→ **Activity**:
Count the lines below that contain the word "data", and state only that number.

Stored records:
※ ※ ※

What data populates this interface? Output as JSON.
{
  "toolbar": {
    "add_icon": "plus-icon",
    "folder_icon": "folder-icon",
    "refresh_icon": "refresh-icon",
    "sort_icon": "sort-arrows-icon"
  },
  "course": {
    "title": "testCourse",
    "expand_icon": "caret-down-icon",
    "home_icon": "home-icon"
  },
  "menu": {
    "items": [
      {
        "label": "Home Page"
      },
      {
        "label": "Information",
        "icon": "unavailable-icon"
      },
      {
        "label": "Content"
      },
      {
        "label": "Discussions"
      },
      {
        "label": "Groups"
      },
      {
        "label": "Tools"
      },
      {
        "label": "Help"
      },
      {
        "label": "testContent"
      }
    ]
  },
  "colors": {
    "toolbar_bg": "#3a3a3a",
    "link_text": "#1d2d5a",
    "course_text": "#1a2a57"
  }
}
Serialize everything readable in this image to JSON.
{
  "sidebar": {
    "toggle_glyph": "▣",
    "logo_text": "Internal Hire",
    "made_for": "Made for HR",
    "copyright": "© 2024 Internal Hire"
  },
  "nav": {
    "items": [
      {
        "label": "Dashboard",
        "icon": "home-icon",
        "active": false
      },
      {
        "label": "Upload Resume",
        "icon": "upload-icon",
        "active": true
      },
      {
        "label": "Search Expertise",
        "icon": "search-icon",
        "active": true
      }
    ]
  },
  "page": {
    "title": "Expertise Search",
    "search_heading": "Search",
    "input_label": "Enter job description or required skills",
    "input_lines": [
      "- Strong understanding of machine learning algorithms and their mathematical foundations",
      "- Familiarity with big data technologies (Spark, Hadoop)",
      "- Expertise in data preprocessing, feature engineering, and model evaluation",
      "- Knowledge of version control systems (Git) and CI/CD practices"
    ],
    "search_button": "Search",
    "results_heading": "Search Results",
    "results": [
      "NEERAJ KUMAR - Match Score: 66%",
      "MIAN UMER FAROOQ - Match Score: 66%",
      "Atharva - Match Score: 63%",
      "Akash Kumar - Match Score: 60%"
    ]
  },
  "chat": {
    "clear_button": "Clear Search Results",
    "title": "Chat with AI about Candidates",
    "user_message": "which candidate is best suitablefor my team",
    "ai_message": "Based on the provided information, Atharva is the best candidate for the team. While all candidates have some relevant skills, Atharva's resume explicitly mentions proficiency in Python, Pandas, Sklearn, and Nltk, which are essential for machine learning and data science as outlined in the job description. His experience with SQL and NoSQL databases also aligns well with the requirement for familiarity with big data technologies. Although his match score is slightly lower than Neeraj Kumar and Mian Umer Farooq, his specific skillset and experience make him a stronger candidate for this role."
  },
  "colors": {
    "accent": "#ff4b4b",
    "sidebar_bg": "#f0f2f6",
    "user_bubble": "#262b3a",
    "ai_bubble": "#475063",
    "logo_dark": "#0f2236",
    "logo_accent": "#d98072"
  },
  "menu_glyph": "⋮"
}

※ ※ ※

→ **Exercise answer**:
4